Curriculum subject leader: Mr Harry Dignum
The Design & Technology Curriculum- 2020 and beyond
A Design Technologist at Maple Cross uses creativity and imagination to design and make products that solve real and relevant problems within a variety of contexts.
The aim of the DT curriculum at Maple Cross School is to raise children’s aspirations.
- To acquire a broad range of subject knowledge
- To draw on a variety of disciplines such as maths, science, engineering, computing and art
- To learn how to take risks, become resourceful, innovative and enterprising
- To develop a critical understanding of its impact on daily life and the wider world
The DT curriculum will recognise, acknowledge and celebrate the children’s various starting points and concurrently provide opportunities to broaden and enrich their horizons.
- All children will be given the opportunity to grow and develop as a design technician from their varying starting points (e.g. technology sets available to all children).
The structure of the DT curriculum is informed by both professional research and the context, needs and interests of the children.
- The school has adopted the Design and Technology Association scheme of work so that all teachers, no matter what their background in DT, feel confident, empowered and excited to teach it ad it will capture the interests of the children.
The DT curriculum will focus on the growth of and deepening in knowledge, the development and application of skills, the exposure to challenging concepts and the exploration of values and attitudes.
- Within the curriculum, the design allows for the progression of skills, builds subject knowledge and ensures deeper understanding of what it is to be a design technologist.
Connections and links within and across the DT curriculum will be made to promote and support learning. The curriculum will develop children as lead learners by developing inquisitive and curious minds and by providing them with opportunities to crucially reflect
- DT skills and topics will link wherever possible to all areas of the wider curriculum as seen in the planning overview.
Designers at Maple Cross use creativity and imagination to design and make products that solve real and relevant problems within a variety of contexts

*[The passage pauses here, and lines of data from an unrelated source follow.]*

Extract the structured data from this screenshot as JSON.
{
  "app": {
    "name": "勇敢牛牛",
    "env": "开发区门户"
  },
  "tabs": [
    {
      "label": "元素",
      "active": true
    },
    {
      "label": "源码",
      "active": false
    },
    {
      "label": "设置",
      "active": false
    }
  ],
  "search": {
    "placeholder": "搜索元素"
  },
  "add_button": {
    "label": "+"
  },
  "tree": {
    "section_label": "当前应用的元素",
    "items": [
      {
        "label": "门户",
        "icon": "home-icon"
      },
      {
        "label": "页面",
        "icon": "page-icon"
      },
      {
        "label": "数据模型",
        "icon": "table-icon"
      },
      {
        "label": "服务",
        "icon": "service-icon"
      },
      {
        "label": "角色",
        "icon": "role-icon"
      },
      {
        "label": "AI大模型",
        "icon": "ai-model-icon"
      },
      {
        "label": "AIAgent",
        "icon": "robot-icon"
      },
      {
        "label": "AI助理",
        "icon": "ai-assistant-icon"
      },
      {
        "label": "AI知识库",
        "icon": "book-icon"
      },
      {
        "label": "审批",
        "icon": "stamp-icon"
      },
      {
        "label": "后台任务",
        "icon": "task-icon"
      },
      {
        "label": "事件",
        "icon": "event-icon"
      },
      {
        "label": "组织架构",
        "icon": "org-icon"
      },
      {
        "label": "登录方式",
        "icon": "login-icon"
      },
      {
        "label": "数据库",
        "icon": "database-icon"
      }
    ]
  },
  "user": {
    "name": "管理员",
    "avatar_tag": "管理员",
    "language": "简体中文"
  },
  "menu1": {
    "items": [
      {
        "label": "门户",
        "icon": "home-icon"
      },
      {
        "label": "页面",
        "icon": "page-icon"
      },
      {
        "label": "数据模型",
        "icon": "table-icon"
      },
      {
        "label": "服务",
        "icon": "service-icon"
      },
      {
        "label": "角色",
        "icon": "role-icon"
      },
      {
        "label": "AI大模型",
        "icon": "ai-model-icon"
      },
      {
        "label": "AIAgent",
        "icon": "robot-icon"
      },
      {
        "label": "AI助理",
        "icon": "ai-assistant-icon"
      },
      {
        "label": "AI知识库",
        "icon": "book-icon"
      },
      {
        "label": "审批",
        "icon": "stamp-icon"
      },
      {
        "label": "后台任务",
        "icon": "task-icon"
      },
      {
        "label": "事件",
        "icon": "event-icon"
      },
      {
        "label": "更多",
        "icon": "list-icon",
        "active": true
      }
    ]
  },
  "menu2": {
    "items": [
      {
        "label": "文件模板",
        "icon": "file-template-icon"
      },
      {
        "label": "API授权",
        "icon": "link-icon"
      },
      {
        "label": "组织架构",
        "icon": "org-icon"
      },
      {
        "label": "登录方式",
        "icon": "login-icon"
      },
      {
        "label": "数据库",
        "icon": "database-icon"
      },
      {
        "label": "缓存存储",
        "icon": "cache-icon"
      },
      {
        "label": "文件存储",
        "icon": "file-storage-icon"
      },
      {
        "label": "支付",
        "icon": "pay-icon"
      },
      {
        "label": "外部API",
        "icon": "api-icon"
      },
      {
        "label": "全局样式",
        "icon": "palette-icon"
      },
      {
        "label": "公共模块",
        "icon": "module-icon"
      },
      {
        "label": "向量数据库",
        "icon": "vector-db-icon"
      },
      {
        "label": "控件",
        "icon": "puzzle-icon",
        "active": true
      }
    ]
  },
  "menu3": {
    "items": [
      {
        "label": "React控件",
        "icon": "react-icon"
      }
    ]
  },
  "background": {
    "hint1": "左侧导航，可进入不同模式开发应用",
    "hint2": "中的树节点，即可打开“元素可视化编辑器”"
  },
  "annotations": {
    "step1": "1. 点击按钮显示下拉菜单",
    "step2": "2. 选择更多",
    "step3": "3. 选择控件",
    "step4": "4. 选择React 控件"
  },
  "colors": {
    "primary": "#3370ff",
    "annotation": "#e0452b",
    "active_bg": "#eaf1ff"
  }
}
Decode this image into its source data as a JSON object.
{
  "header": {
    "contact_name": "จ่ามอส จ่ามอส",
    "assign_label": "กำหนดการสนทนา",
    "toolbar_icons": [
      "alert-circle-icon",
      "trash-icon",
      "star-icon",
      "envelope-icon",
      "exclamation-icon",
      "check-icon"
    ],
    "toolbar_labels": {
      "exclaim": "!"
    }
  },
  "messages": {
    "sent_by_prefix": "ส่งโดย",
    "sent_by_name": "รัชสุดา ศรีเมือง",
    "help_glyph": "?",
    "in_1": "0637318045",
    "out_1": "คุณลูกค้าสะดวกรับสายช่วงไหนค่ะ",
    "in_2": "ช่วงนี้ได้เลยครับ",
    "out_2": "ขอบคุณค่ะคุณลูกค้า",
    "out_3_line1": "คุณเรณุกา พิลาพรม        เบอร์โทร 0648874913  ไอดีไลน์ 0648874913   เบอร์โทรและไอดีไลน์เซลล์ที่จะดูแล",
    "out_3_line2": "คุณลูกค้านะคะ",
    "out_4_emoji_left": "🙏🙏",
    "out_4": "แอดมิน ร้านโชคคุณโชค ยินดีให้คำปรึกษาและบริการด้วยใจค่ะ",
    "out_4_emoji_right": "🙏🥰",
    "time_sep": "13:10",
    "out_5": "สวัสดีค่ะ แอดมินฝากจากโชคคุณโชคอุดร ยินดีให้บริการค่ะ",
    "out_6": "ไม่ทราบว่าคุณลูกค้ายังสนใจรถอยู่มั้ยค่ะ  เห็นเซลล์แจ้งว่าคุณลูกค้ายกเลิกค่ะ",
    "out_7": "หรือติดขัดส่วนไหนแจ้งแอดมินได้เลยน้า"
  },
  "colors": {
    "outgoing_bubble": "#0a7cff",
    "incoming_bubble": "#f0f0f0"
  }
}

Year 1 investigated, designed, cut and pieced together windmills using a variety of joining tools using scissors, split pins, pipe cleaners and colouring pencils.
They learnt to join, finish and all about the mechanisms of a windmill
The children created fully functioning windmills.
Year 2 made healthy wraps. The children started by researching food groups and many of the processes around sugars. They explored sugar values in everyday foods, before using all this knowledge to design their own healthy wrap.
The children created a variety of delicious, healthy and balanced wraps to enjoy in the classroom! They then reviewed these so they can make even tastier wraps next time.
Year 3 have been learning about pneumatic mechanisms. They undertook a variety of experiments into the functions of pneumatics before looking their everyday uses. Following this, they designed pneumatic monsters by creating air tight seals on a pneumatic device before creating a whole in their monster to attach this too.
Year 3 created pneumatic beasts to strike fear across the school, while also providing working demonstrations on just how pneumatics work. Are you scarred?!
Year 4 have been exploring pavilion structures and building engineering. The children have been developing joining and finishing skills and learning about the fundamentals of a successful structure.
The children designed and built their own structure based on their earlier findings.
Year 5 have been both designers and authors during DT lessons as they created pop up books. They looked at the different mechanisms in books before creating storyboards and mechanism design boards.
The pop-up books are ready to be read across school.
Year 6 have been creating super learner waistcoats! The children have learnt to use running and cross stitches throughout the process and innovated a variety of additions such as buttons, pockets and badges. Using paper, they created patterns to fit their own body, before cutting fabric to stitch together their designs.
The results demonstrate a high level of ingenuity and buddying designers.